What you will do:
Set down every entry word for word. Omit the pictures.

Input records:
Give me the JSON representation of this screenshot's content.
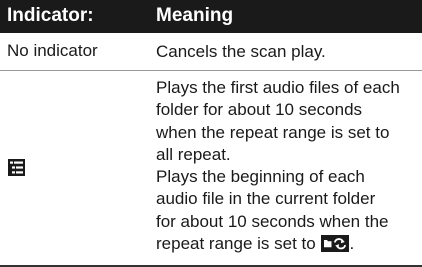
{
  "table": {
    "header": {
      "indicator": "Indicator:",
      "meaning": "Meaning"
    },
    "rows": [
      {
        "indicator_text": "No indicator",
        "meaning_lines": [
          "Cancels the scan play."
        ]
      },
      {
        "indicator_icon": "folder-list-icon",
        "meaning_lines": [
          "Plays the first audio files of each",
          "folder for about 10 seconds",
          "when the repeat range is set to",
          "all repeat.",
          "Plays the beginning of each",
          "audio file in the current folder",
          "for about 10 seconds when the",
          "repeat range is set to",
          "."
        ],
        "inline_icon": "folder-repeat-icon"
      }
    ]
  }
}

Answer to the exercise:
Give me the JSON representation of this screenshot's content.
{
  "table": {
    "header": {
      "indicator": "Indicator:",
      "meaning": "Meaning"
    },
    "rows": [
      {
        "indicator_text": "No indicator",
        "meaning_lines": [
          "Cancels the scan play."
        ]
      },
      {
        "indicator_icon": "folder-list-icon",
        "meaning_lines": [
          "Plays the first audio files of each",
          "folder for about 10 seconds",
          "when the repeat range is set to",
          "all repeat.",
          "Plays the beginning of each",
          "audio file in the current folder",
          "for about 10 seconds when the",
          "repeat range is set to",
          "."
        ],
        "inline_icon": "folder-repeat-icon"
      }
    ]
  }
}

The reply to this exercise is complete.